  1. Choose the location wisely. If it’s in your driveway — will it block the way for your car? Or anything out of your garage?
  2. Clear the area. We’ll check it before installing the waste bin anyway, but some extra caution is always good. You’re 100% sure you have enough space for the bin? And the surface is even, has no foreign objects? Even tiny ones? And your favourite flower bed is not in the way?
  3. Be proactive. Look at your property, imagine the bin already standing where you want it to be, and think of all the things that may happen while it’s there. For example, if your friends want to come — they’ll have enough space to park the car? And if you decide to powerwash anything, the bin won’t get in the powerwasher cord’s way? And if your renovation project will require the use of machinery, it won’t block it?
  4. Think of your comfort. Won’t the bin block your windows?
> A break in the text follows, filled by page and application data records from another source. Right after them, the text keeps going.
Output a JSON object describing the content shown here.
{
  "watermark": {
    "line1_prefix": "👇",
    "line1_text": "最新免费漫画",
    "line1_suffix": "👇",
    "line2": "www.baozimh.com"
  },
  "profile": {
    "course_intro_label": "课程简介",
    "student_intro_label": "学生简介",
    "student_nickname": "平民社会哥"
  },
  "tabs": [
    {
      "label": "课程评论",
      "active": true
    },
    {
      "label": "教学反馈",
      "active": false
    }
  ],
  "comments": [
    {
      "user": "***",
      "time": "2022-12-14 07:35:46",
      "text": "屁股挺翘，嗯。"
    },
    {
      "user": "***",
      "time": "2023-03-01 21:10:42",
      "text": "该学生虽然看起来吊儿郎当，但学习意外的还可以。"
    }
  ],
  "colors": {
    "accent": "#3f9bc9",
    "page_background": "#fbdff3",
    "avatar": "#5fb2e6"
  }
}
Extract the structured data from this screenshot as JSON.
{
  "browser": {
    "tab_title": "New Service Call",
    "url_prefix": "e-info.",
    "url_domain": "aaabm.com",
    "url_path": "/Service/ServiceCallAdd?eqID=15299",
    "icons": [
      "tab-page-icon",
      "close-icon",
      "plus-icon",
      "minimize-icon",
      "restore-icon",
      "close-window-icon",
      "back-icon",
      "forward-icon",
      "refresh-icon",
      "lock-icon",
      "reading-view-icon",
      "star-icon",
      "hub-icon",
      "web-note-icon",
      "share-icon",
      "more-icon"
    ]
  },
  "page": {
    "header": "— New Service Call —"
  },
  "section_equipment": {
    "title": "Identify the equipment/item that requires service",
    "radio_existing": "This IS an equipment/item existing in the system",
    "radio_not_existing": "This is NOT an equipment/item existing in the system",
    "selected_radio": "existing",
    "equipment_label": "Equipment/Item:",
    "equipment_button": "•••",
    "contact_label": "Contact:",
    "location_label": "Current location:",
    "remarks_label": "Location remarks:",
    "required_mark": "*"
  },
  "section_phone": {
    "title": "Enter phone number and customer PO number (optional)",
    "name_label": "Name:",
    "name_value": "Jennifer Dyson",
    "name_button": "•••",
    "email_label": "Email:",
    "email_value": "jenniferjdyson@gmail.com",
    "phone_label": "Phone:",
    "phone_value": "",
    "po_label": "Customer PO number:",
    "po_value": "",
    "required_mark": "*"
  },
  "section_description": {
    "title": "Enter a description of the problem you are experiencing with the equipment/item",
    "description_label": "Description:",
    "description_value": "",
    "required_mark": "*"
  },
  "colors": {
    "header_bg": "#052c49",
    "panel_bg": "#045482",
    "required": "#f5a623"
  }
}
Even nice and clean, it’s not quite the exact thing you want to see first when you wake up. And can you pass it easily walking to any spot of your yard?
  5. Think of logistics. Some home renovation projects require moving heavy objects, and sometimes — a heavy object is exactly what you need to throw in the bin. Is there any way to place the bin wisely, so you or the construction workers don’t have to carry something heavy for an extra 10 meters around your property?

Think of it this way: the ordering process takes about 5 minutes. The delivery & installation will take less than 5 minutes as well. On top of these 10 minutes, there are definitely at least 5 more you can dedicate to planning the placement of the bin carefully. 15 minutes instead of 10, and the whole week, 2 weeks, or even a month that you’ll need the bin in place are guaranteed to be stress-free.

Some Safety Rules 

It’s not like a garbage bin is some dangerous piece of equipment, but it still would be nice to avoid health risks. Here are some basic tips to keep in mind: 

  1. Don’t run around the bin. It’s a huge metal object with corners and crises, falling on it is not something you need in your life. Even if you have really good reasons to run, for some reason, we recommend passing the bin slowly and respectfully. It’s a second-long process anyway;
  2. Don’t let kids play around it. If you understand that running around the bin is not OK — they are not guaranteed to understand it either. For kids, it looks twice as large as it looks for you, and, from our experience — 10 times more interesting to explore. We recommend not allowing them to “explore” it unsupervised (or at all);
  3. Don’t climb it. Even if there’s that one stubborn piece of wood that sticks out. Even if it’s more convenient to even the surface from the top. Falling on a pile of construction waste, or from the top of it on the ground, is easier than you think. Even if you’re a gymnastics champion, some pieces of garbage can move under your weight at the bottom of the bin and the whole pile will slide, so you simply lose your balance;
  4. Don’t overload the bin. Anything that piles up or hangs from the edges will fall to the ground. It’s not a huge problem to just put it back, but it may be extra hassle to clean the area again and get rid of the scratches on your driveway or holes in your lawn;
  5. And again — seriously — don’t overload the bin. For each size you can order, there’s a limit. We just won’t be able to take it away if it’s too heavy or it may fall from the truck’s loading mechanis

In short, avoid any possible traumatic situations, keep the kids away, and don’t overload the bin. Sounds pretty obvious, right?

Final Word

There’s clearly nothing complicated about construction bin rental. But we’re not new in the market: ALL sorts of situations happen, all the time. However, if you just use the bin you rent as intended — you’re guaranteed to have a hassle-free experience.

In case you’re not 100% sure about anything that involves using the bin you rent — you can always make a call. We know that no home reno project is like another, and there MAY be situations when you’re unsure, whether you’re allowed to do something, or not. The expert that will answer your call is qualified to answer all sorts of questions regarding our services, equipment use, and regulations. 

Categories: Bin Rentals